AVJ: And how did you recover from your meeting with Judy Chicago?
MW: My boyfriend did not get the job at CalArts, so we went back to Halifax. I did not want to do Central Imagery, I did not have any other direction that I wanted to take, so I just kept doing what I was doing.
(1) Kate Fowle is Director-at-Large at Independent Curators International (ICI)
(2) Chin Chih Yang, Kill Me or Die, 2012.
(3) WACK! Art and the Feminist Revolution (2007) was the first comprehensive, historical exhibition to examine the international foundations and legacy of feminist art in the period 1965-80.

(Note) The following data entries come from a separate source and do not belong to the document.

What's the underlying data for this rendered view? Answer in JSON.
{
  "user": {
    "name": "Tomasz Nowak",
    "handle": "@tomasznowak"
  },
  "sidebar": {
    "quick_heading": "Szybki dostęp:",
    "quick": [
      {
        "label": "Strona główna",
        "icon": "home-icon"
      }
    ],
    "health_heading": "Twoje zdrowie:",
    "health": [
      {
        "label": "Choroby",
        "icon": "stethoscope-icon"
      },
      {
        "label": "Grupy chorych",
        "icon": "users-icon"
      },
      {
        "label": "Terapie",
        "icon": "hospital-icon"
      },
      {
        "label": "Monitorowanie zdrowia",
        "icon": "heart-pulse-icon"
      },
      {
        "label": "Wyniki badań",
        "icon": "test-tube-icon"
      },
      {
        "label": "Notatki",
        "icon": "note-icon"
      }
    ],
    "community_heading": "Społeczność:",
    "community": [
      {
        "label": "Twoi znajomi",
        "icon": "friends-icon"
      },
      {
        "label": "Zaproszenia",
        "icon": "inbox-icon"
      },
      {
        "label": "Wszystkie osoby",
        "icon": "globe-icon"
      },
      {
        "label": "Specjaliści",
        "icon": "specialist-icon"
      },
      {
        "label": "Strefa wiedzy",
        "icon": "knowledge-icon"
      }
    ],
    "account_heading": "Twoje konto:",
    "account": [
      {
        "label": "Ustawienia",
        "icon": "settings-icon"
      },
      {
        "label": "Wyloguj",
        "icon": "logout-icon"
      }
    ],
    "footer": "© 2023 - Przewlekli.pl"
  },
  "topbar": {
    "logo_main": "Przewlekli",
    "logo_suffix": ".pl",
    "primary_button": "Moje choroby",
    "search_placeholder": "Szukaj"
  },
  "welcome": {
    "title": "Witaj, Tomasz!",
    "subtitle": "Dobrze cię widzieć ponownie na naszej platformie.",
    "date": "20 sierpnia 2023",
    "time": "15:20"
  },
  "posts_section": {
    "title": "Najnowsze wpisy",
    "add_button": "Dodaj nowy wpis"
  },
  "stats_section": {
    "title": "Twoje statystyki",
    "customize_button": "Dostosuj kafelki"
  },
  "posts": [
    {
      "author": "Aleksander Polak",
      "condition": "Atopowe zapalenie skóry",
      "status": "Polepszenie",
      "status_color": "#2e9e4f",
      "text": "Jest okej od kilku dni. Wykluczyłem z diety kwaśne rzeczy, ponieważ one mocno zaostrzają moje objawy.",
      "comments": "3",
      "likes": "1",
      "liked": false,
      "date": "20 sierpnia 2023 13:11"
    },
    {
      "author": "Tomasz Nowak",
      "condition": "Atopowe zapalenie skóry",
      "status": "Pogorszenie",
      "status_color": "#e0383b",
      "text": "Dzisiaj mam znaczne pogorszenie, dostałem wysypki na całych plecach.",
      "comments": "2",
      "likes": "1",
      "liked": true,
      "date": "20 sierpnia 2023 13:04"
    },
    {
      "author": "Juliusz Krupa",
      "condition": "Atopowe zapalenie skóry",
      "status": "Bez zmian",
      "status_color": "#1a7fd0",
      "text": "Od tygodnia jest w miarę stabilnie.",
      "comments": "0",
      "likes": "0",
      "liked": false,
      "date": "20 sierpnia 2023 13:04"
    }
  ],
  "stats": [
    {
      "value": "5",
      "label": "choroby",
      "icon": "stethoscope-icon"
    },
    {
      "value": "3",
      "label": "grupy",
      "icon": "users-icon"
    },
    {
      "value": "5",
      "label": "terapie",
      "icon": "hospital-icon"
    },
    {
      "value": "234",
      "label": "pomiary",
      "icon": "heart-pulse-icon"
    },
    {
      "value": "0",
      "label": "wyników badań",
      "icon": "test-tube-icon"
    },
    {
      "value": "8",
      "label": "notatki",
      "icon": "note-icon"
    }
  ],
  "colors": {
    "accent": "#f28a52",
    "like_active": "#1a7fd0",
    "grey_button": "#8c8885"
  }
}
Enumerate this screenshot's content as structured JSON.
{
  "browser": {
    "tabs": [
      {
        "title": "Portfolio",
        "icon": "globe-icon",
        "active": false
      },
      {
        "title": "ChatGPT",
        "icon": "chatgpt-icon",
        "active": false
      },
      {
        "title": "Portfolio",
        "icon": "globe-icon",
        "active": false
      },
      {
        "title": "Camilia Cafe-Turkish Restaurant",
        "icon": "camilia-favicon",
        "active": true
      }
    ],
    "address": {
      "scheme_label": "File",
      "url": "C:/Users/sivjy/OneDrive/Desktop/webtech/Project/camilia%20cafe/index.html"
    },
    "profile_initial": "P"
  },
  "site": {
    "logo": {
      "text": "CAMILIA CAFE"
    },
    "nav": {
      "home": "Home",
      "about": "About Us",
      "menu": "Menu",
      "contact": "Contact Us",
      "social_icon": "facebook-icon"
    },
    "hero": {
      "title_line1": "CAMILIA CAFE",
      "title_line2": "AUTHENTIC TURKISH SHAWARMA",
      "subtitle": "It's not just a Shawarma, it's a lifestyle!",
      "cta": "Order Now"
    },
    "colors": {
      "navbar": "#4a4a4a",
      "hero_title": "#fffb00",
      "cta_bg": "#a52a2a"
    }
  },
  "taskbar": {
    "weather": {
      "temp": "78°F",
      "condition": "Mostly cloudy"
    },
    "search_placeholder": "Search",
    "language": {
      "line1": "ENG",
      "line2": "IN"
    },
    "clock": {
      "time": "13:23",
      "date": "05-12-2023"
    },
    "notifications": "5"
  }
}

(4) California Institute of the Arts.
(5) Michelle Meagher: “Against the Invisibility of Old Age: Cindy Sherman, Suzy Lake, Martha Wilson,” in Feminist Studies 40.1, 2014.
(6) MacDowell Colony is an artists’ colony in Peterborough, New Hampshire, United States.
The exhibition Martha Wilson is touring until the end of 2015.
***Anna Vestergaard Jørgensen is currently an Exhibitions Intern at ICI. She is completing her Masters in Art History with Elective Studies in Curating and Cultural Heritage at University of Copenhagen.